The clock motor which actuates the timer disc I9 is provided with current through wires 69 and 18, the wire 59` being connected to the supply wire 5l' through the wire 5E and the wire 'I9 being connected to the supply wire 5I through the Wire 59.
The timer control clock which is indicated by the numeral 'II may be located at any suitable point, as shown in Figure 2 the current supply wires extend from an outlet box 'I2 from which an electric cord 73 with a plug -I4 thereon extends.
As illustrated in Figure 1, the edges of the grates may be provided with extensions 75 and "I6, respectively forming stops, and the stops may be positioned to engage lugs I1 and 18 on the inner surfaces of the walls of the housing.
With the parts arranged in this manner the timing elements are set whereby current is supplied to the electric heating elements once a day,
or at different periods throughout the day and after the electric heating elements have fired the products on the grates the grates are automatically dumped as shown and described.
As a rule an attendant must burn the garbage in an incinerator three or four times before it is necessary to withdraw the ash and other debris from the ash pit. 'I'his automatic method of mine will reduce the attendants consumption oi' time by 75% because the electrically operated incinerator will do the burning thus requiring the janitors attention only when the ash pit needs cleaning.
It will be understood that the grates may be of other suitable designs and may be mounted in a furnace or incinerator housing of a different type or design. The timing and control units may also be of different types and designs.
It will be understood that other modications may be made in the design and arrangement of the parts without departing from the spirit of the invention.
What is claimed is:
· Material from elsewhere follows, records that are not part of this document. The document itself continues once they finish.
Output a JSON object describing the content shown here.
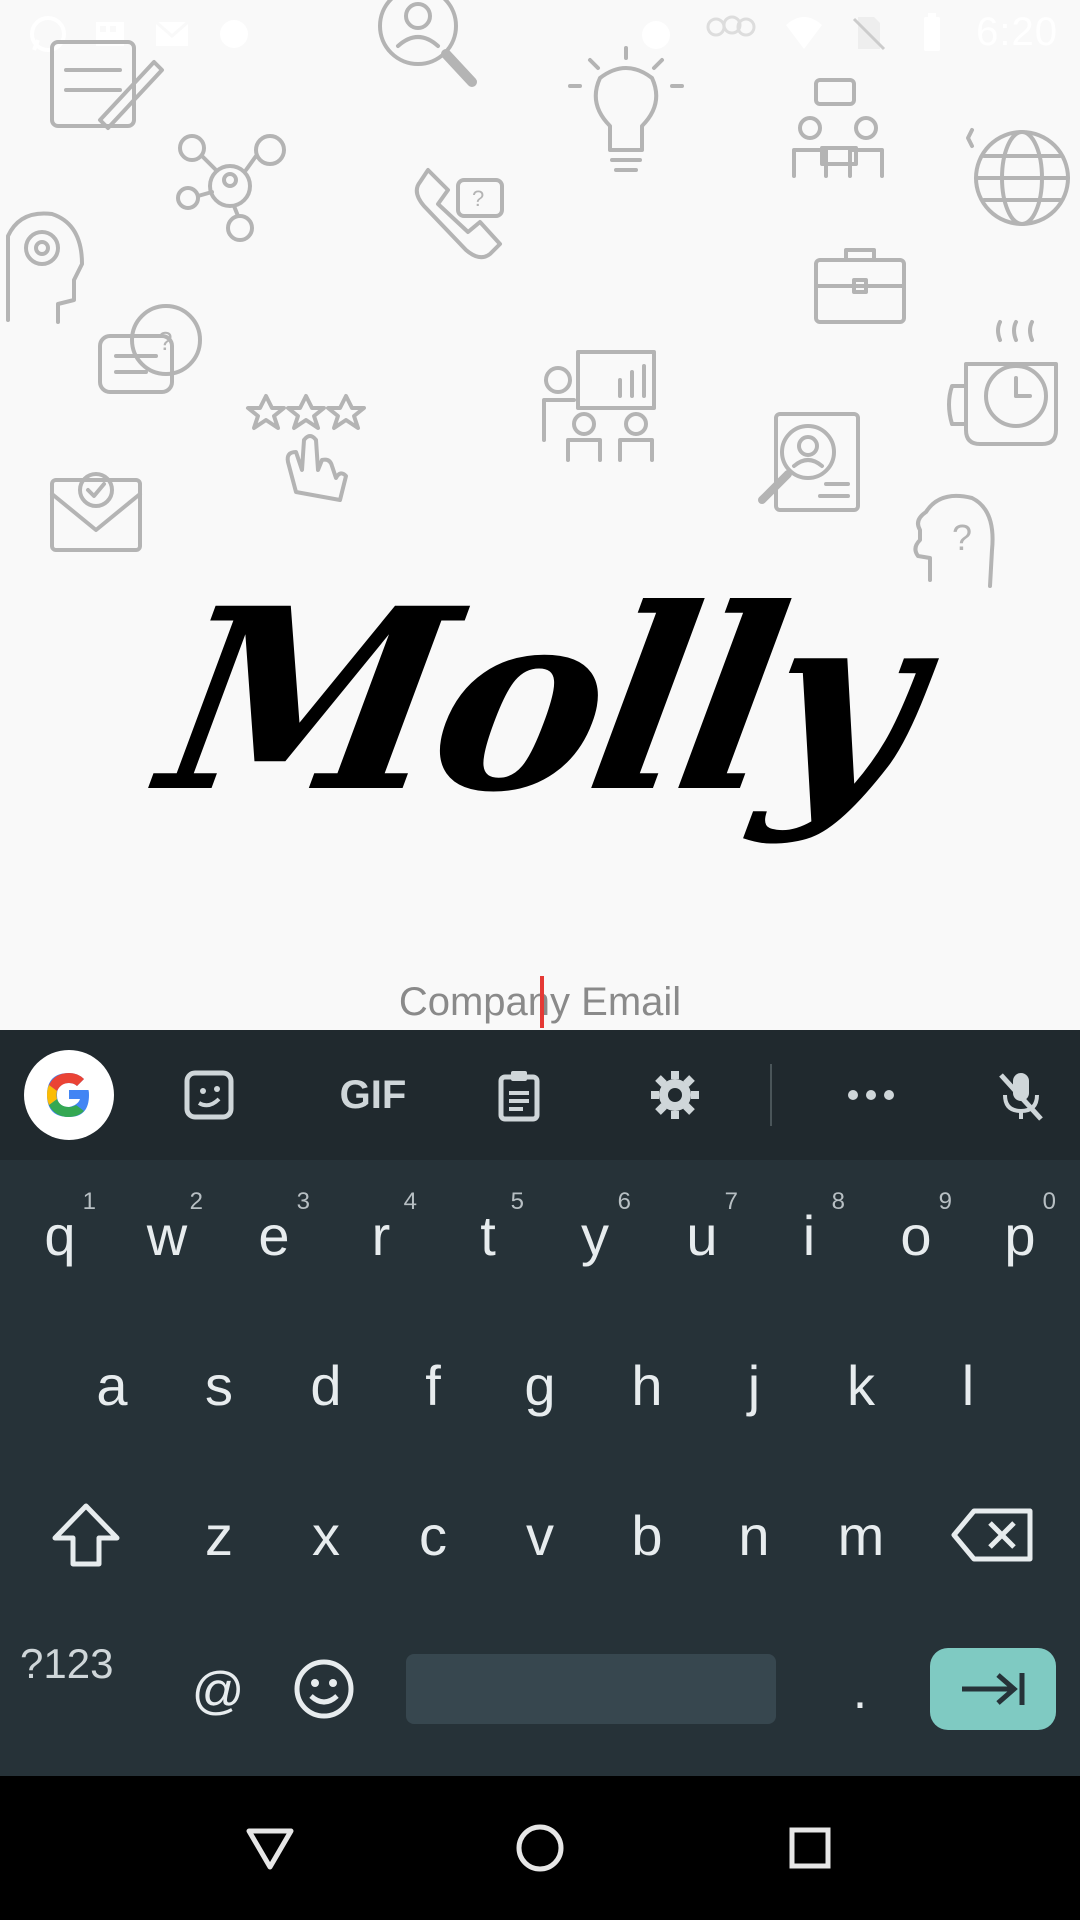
{
  "status_bar": {
    "time": "6:20",
    "left_icons": [
      "whatsapp-icon",
      "storage-icon",
      "gmail-icon",
      "sync-icon"
    ],
    "right_icons": [
      "alarm-icon",
      "community-icon",
      "wifi-icon",
      "no-sim-icon",
      "battery-icon"
    ]
  },
  "app": {
    "logo_text": "Molly",
    "email_placeholder": "Company Email"
  },
  "keyboard": {
    "toolbar": [
      "google-icon",
      "sticker-icon",
      "GIF",
      "clipboard-icon",
      "settings-icon",
      "more-icon",
      "mic-off-icon"
    ],
    "row1": [
      {
        "k": "q",
        "h": "1"
      },
      {
        "k": "w",
        "h": "2"
      },
      {
        "k": "e",
        "h": "3"
      },
      {
        "k": "r",
        "h": "4"
      },
      {
        "k": "t",
        "h": "5"
      },
      {
        "k": "y",
        "h": "6"
      },
      {
        "k": "u",
        "h": "7"
      },
      {
        "k": "i",
        "h": "8"
      },
      {
        "k": "o",
        "h": "9"
      },
      {
        "k": "p",
        "h": "0"
      }
    ],
    "row2": [
      "a",
      "s",
      "d",
      "f",
      "g",
      "h",
      "j",
      "k",
      "l"
    ],
    "row3": [
      "z",
      "x",
      "c",
      "v",
      "b",
      "n",
      "m"
    ],
    "bottom": {
      "symbols": "?123",
      "at": "@",
      "period": "."
    }
  },
  "nav": [
    "back-icon",
    "home-icon",
    "recents-icon"
  ]
}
1. An electrically operated incinerator comprising a housing including a horizontally disposed base, a pair of spaced parallel vertically disposed side walls, a vertically disposed front wall and rear wall, and a top wall, a plurality of grates pivotally mounted in the front and rear walls of said housing, each of said grates including a pair of spaced parallel end bars, a plurality of spaced parallel rods extending between said bars and secured thereto, sleeves supported in said front wall, hubs extending from said end bars and journaled in said sleeves, sprockets operatively connected to said hubs, a motor arranged extericrly of said housing, a shaft driven by said motor, a sprocket on said shaft, an endless chain trained over said sprockets, ya clutch clement for controlling actuation of said motor shaft, a solenoid for controlling said clutch element whereby said grates may be rotated by the motor, each of lsaid grates being provided with a heating element connected to a source of supply of current, said heating elements being positioned below the upper surfaces of the grates, a clock controlled timing deviceincluding a disc, an arm rotatably arranged contiguous to said disc, contacts extending from said disc and connected to said motor, heating elements, and solenoid, said contacts being selectively engaged by said arm to energize said heating elements and motor sequentially.
2. The apparatus as described in claim 1,
f wherein said grates are provided with extensions WILLARD F. COMSTOCK.
References Cited in the file of this patent UNITED STATES PATENTS Number Name Date 749,769 Wilson Jan. 19, 1904 1,093,592 Rice Apr. 14, 1914 1,290,615 McGary Jan. 7, 1919 1,293,141 MCC-ary Feb. 4, 1919 1,527,252 Rohn et al Feb, 24, 1925 1,716,266 Flamm June 4, 1929 2,248,812 Cretors July 8, 1941 2,279,577 Martin Apr. 14, 1942 2,376,938 Potter May 29, 1945 2,559,229 Riebschlager July 3, 1951 2,559,444 Locke July 3, 1951